[Interface dataset entries]
Content starts

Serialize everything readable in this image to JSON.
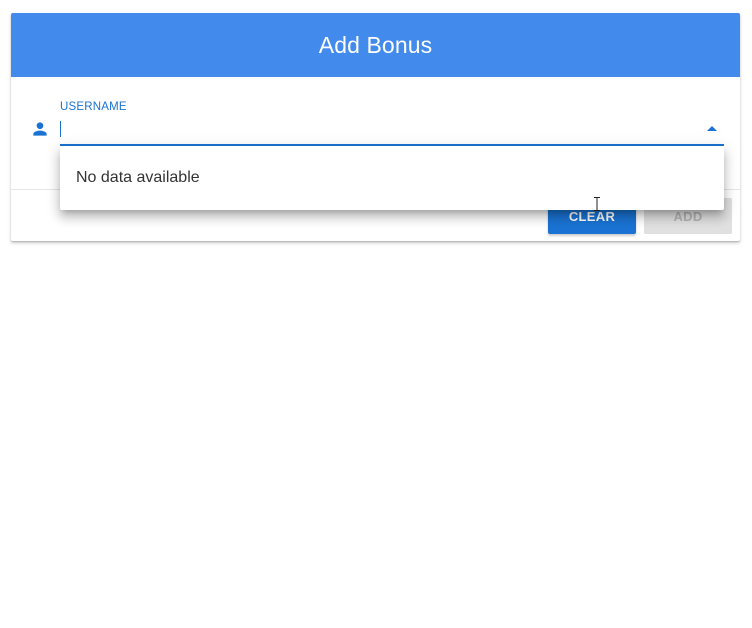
{
  "dialog": {
    "title": "Add Bonus"
  },
  "username_field": {
    "label": "USERNAME",
    "value": "",
    "icon": "person-icon"
  },
  "dropdown": {
    "empty_message": "No data available",
    "arrow_icon": "arrow-drop-up-icon"
  },
  "actions": {
    "clear_label": "CLEAR",
    "add_label": "ADD"
  },
  "colors": {
    "header": "#428bed",
    "accent": "#1a73d3",
    "disabled_button": "#e0e0e0"
  }
}
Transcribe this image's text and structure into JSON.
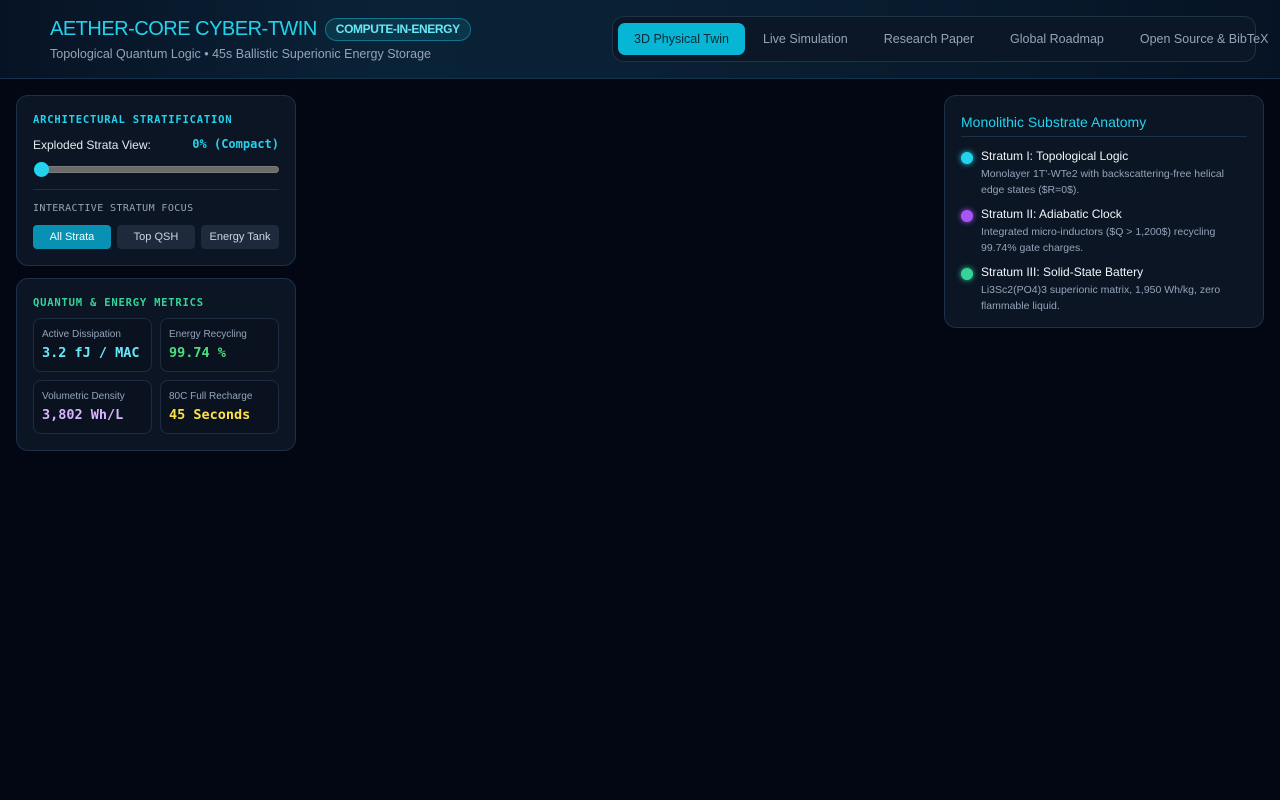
{
  "header": {
    "title": "AETHER-CORE CYBER-TWIN",
    "badge": "COMPUTE-IN-ENERGY",
    "subtitle": "Topological Quantum Logic • 45s Ballistic Superionic Energy Storage"
  },
  "nav": {
    "tabs": [
      {
        "label": "3D Physical Twin",
        "active": true
      },
      {
        "label": "Live Simulation",
        "active": false
      },
      {
        "label": "Research Paper",
        "active": false
      },
      {
        "label": "Global Roadmap",
        "active": false
      },
      {
        "label": "Open Source & BibTeX",
        "active": false
      }
    ]
  },
  "architecture": {
    "title": "ARCHITECTURAL STRATIFICATION",
    "exploded_label": "Exploded Strata View:",
    "exploded_value": "0% (Compact)",
    "exploded_fraction": 0,
    "focus_title": "INTERACTIVE STRATUM FOCUS",
    "focus_buttons": [
      {
        "label": "All Strata",
        "active": true
      },
      {
        "label": "Top QSH",
        "active": false
      },
      {
        "label": "Energy Tank",
        "active": false
      }
    ]
  },
  "metrics": {
    "title": "QUANTUM & ENERGY METRICS",
    "items": [
      {
        "label": "Active Dissipation",
        "value": "3.2 fJ / MAC",
        "color": "#67e8f9"
      },
      {
        "label": "Energy Recycling",
        "value": "99.74 %",
        "color": "#4ade80"
      },
      {
        "label": "Volumetric Density",
        "value": "3,802 Wh/L",
        "color": "#d8b4fe"
      },
      {
        "label": "80C Full Recharge",
        "value": "45 Seconds",
        "color": "#fde047"
      }
    ]
  },
  "anatomy": {
    "title": "Monolithic Substrate Anatomy",
    "strata": [
      {
        "name": "Stratum I: Topological Logic",
        "desc": "Monolayer 1T'-WTe2 with backscattering-free helical edge states ($R=0$).",
        "color": "#22d3ee"
      },
      {
        "name": "Stratum II: Adiabatic Clock",
        "desc": "Integrated micro-inductors ($Q > 1,200$) recycling 99.74% gate charges.",
        "color": "#a855f7"
      },
      {
        "name": "Stratum III: Solid-State Battery",
        "desc": "Li3Sc2(PO4)3 superionic matrix, 1,950 Wh/kg, zero flammable liquid.",
        "color": "#34d399"
      }
    ]
  }
}
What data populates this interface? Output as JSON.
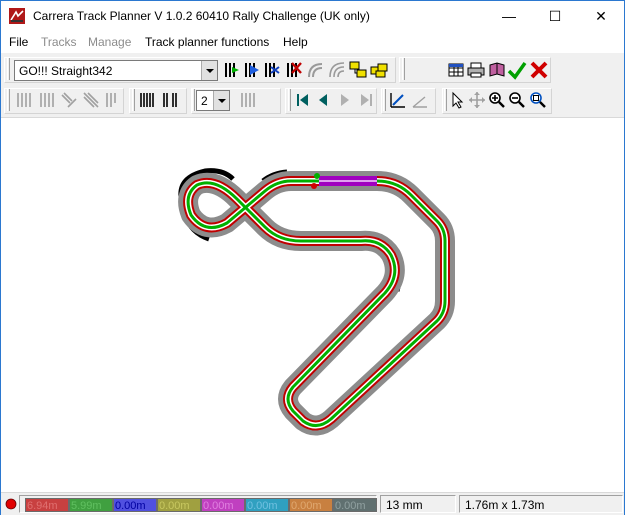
{
  "window": {
    "title": "Carrera Track Planner V 1.0.2 60410 Rally Challenge (UK only)",
    "minimize_glyph": "—",
    "maximize_glyph": "☐",
    "close_glyph": "✕"
  },
  "menu": {
    "items": [
      {
        "label": "File",
        "enabled": true
      },
      {
        "label": "Tracks",
        "enabled": false
      },
      {
        "label": "Manage",
        "enabled": false
      },
      {
        "label": "Track planner functions",
        "enabled": true
      },
      {
        "label": "Help",
        "enabled": true
      }
    ]
  },
  "toolbar": {
    "track_select_value": "GO!!! Straight342",
    "lane_count_value": "2"
  },
  "status": {
    "lengths": [
      {
        "value": "6.94m",
        "bg": "#c84040",
        "fg": "#e07070"
      },
      {
        "value": "5.99m",
        "bg": "#40a040",
        "fg": "#60c060"
      },
      {
        "value": "0.00m",
        "bg": "#5050e0",
        "fg": "#0000a0"
      },
      {
        "value": "0.00m",
        "bg": "#a0a040",
        "fg": "#c8c860"
      },
      {
        "value": "0.00m",
        "bg": "#c040c0",
        "fg": "#e080e0"
      },
      {
        "value": "0.00m",
        "bg": "#30a0c0",
        "fg": "#70c0e0"
      },
      {
        "value": "0.00m",
        "bg": "#c88040",
        "fg": "#e0a870"
      },
      {
        "value": "0.00m",
        "bg": "#607070",
        "fg": "#90a0a0"
      }
    ],
    "grid_size": "13 mm",
    "dimensions": "1.76m x 1.73m"
  },
  "colors": {
    "accent_red": "#d00000",
    "track_grey": "#8c8c8c",
    "lane_red": "#c00000",
    "lane_green": "#00b000",
    "purple": "#a000c0",
    "border_black": "#000000"
  }
}
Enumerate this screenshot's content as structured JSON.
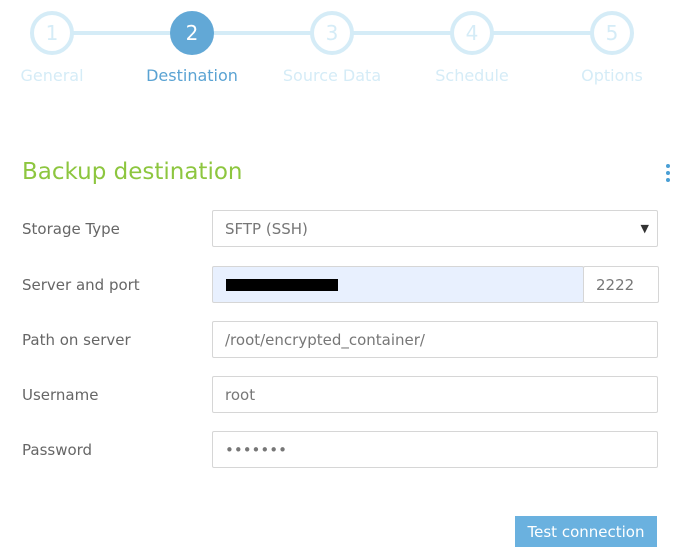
{
  "wizard": {
    "steps": [
      {
        "number": "1",
        "label": "General"
      },
      {
        "number": "2",
        "label": "Destination"
      },
      {
        "number": "3",
        "label": "Source Data"
      },
      {
        "number": "4",
        "label": "Schedule"
      },
      {
        "number": "5",
        "label": "Options"
      }
    ],
    "active_step": 2
  },
  "section": {
    "title": "Backup destination",
    "menu_icon": "kebab-vertical-icon"
  },
  "form": {
    "storage_type": {
      "label": "Storage Type",
      "value": "SFTP (SSH)"
    },
    "server": {
      "label": "Server and port",
      "value": "",
      "port": "2222"
    },
    "path": {
      "label": "Path on server",
      "value": "/root/encrypted_container/"
    },
    "username": {
      "label": "Username",
      "value": "root"
    },
    "password": {
      "label": "Password",
      "value": "•••••••"
    }
  },
  "actions": {
    "test_connection": "Test connection"
  },
  "colors": {
    "accent_blue": "#62a8d6",
    "inactive_step": "#d5ecf7",
    "section_green": "#8dc63f",
    "button_blue": "#6ab1df"
  }
}
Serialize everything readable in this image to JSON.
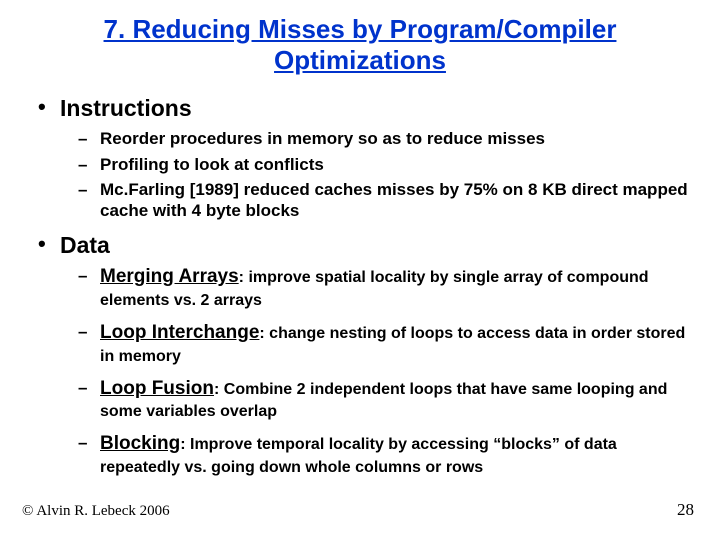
{
  "title": "7. Reducing Misses by Program/Compiler Optimizations",
  "sections": {
    "instructions": {
      "heading": "Instructions",
      "items": [
        "Reorder procedures in memory so as to reduce misses",
        "Profiling to look at conflicts",
        "Mc.Farling [1989] reduced caches misses by 75% on 8 KB direct mapped cache with 4 byte blocks"
      ]
    },
    "data": {
      "heading": "Data",
      "items": [
        {
          "term": "Merging Arrays",
          "desc": ": improve spatial locality by single array of compound elements vs. 2 arrays"
        },
        {
          "term": "Loop Interchange",
          "desc": ": change nesting of loops to access data in order stored in memory"
        },
        {
          "term": "Loop Fusion",
          "desc": ": Combine 2 independent loops that have same looping and some variables overlap"
        },
        {
          "term": "Blocking",
          "desc": ": Improve temporal locality by accessing “blocks” of data repeatedly vs. going down whole columns or rows"
        }
      ]
    }
  },
  "footer": {
    "copyright": "© Alvin R. Lebeck 2006",
    "page": "28"
  }
}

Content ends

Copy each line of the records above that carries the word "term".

■ **SOLUTION TO THE PROBLEM**
          "term": "Merging Arrays",
          "term": "Loop Interchange",
          "term": "Loop Fusion",
          "term": "Blocking",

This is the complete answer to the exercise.